Thurgood Marshall was the first African-American to serve as a Supreme Court Justice (October 1967 until October 1991). One of the greatest achievements in his career was winning the 1954 Supreme Court case Brown v. Board of Education of Topeka. Marshall, a civil-rights lawyer, represented a group of black parents from Kansas who were forced to attend a segregated school. This class action suit helped to bring forward one of the most crucial decisions in legal history—ending racial segregation (which was established in the 1896 Supreme Court case Plessy v. Ferguson.) On May 17, 1954 the court ruled that segregation violated the 14th Amendment.
Carol Moseley Braun was the first African-American woman to be elected to the U.S. Senate in 1992. She was an advocate for reforming education, government and healthcare. When she was elected senator, she concentrated on women’s rights, civil rights, educational reform and advocated for stricter gun control laws. During her position, she served on the Senate Finance Committee.
Colin Powell was the first African-American appointed as the U.S. Secretary of State, and the first, and the only one, to serve on the Joint Chiefs of Staff. In 1987, during the Reagan administration, he became a national security adviser where he helped to coordinate summit meetings on pro-Communist Sandinista government in Nicaragua. A few years later, in 1989, President George H. W. Bush appointed him as Chairman of the Joint Chief of Staffs. Powell became the first African-American, and the only one, to hold this position, which is considered the highest military post within the Department of Defense. As Chairman, Powell developed a military strategy known as the “Powell Doctrine,” an approach that pushes for the use of force to increase success while also minimizing the amount of casualties involved.
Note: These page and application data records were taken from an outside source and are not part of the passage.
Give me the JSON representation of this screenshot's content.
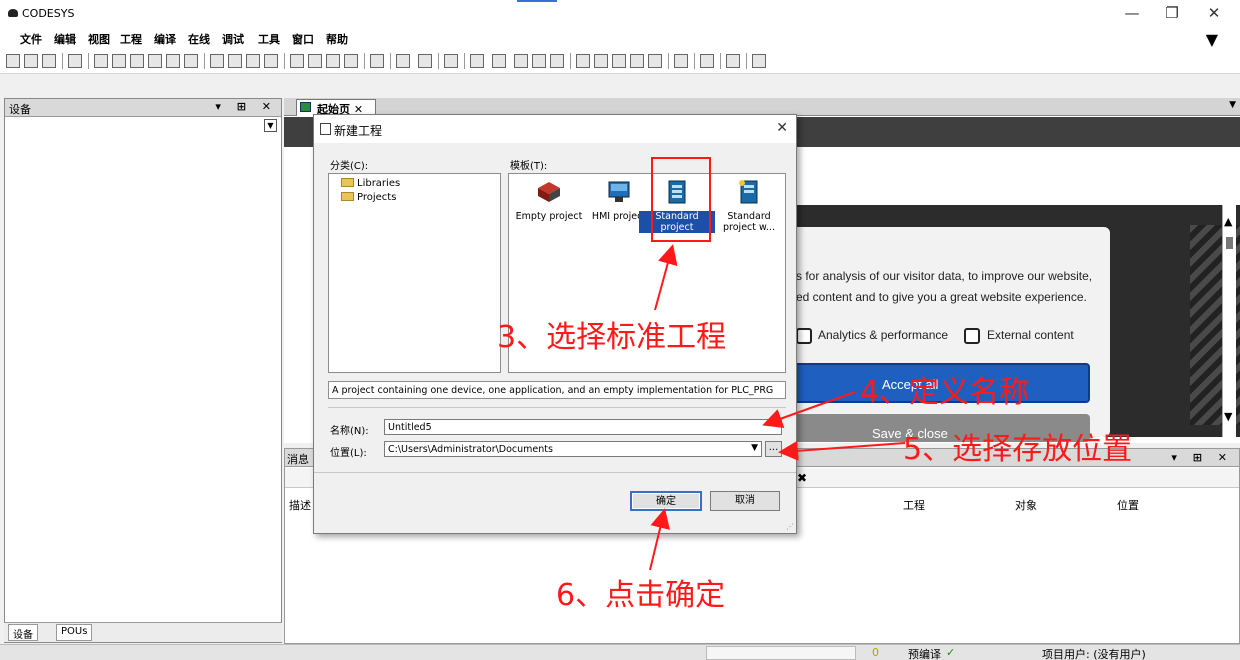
{
  "app": {
    "title": "CODESYS",
    "window_controls": {
      "minimize": "—",
      "restore": "❐",
      "close": "✕"
    }
  },
  "menu": [
    "文件",
    "编辑",
    "视图",
    "工程",
    "编译",
    "在线",
    "调试",
    "工具",
    "窗口",
    "帮助"
  ],
  "devices_panel": {
    "title": "设备",
    "controls": "▾ ⊞ ✕",
    "tabs": [
      "设备",
      "POUs"
    ]
  },
  "editor_tab": {
    "label": "起始页"
  },
  "website": {
    "cookie_text_1": "s for analysis of our visitor data, to improve our website,",
    "cookie_text_2": "ed content and to give you a great website experience.",
    "checkbox_analytics": "Analytics & performance",
    "checkbox_external": "External content",
    "accept_label": "Accept all",
    "save_label": "Save & close"
  },
  "messages_panel": {
    "title": "消息",
    "columns": [
      "描述",
      "工程",
      "对象",
      "位置"
    ]
  },
  "status_bar": {
    "precompile": "预编译",
    "precompile_check": "✓",
    "user": "项目用户: (没有用户)",
    "count": "0"
  },
  "dialog": {
    "title": "新建工程",
    "categories_label": "分类(C):",
    "categories": [
      "Libraries",
      "Projects"
    ],
    "templates_label": "模板(T):",
    "templates": [
      {
        "label": "Empty project",
        "icon": "empty-project-icon",
        "selected": false
      },
      {
        "label": "HMI project",
        "icon": "hmi-project-icon",
        "selected": false
      },
      {
        "label": "Standard project",
        "icon": "standard-project-icon",
        "selected": true
      },
      {
        "label": "Standard project w...",
        "icon": "standard-project-wizard-icon",
        "selected": false
      }
    ],
    "description": "A project containing one device, one application, and an empty implementation for PLC_PRG",
    "name_label": "名称(N):",
    "name_value": "Untitled5",
    "location_label": "位置(L):",
    "location_value": "C:\\Users\\Administrator\\Documents",
    "browse_label": "...",
    "ok_label": "确定",
    "cancel_label": "取消"
  },
  "annotations": {
    "step3": "3、选择标准工程",
    "step4": "4、定义名称",
    "step5": "5、选择存放位置",
    "step6": "6、点击确定",
    "color": "#ff1a1a"
  }
}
Powell served as United States Secretary of State under President George W. Bush from 2001-2005.
Condoleezza Rice was the first African-American woman to serve as the United States’ National Security Adviser, as well as the first African-American woman to serve as U.S. Secretary of State (2005- 09). A woman who accomplished many firsts, Rice‘s career began when she was the first African-American to serve as provost of Stanford University, serving as both the chief of budget and as an academic officer. In 2001, she broke both gender and racial barriers by becoming the first African-American woman to be appointed as a National Security Adviser. While working as Secretary of State (appointed by George W. Bush) she concentrated on the mission to develop “Transformational Diplomacy,” which attempted to create and sustain democracy within governed states around the world, particularly the Middle East.
Barack Hussein Obama is the first African-American to serve as US President. He was first elected in 2008 and was re-elected to a second term in 2012. His political career began in 1996, when he was elected to Illinois State Senate and then in 2004 to the US Senate. Throughout his time in office, he tried to draft legislation on ethics, expand the availability of healthcare services and develop early childhood education programs for low-income families. In addition, he served as chairman for the Senate’s Health and Human Services Committee, where he advocated for the videotaping of confessions and integrations for capital cases due to the amount of death-row inmates who were found innocent. In 2007, he placed his bid for presidential candidacy on the Democratic ballot along with Hilary Rodham Clinton. On November 4, 2008 Obama defeated Republican nominee John McCain, and became the 44th President of the United States, and the first African-American to accomplish this feat.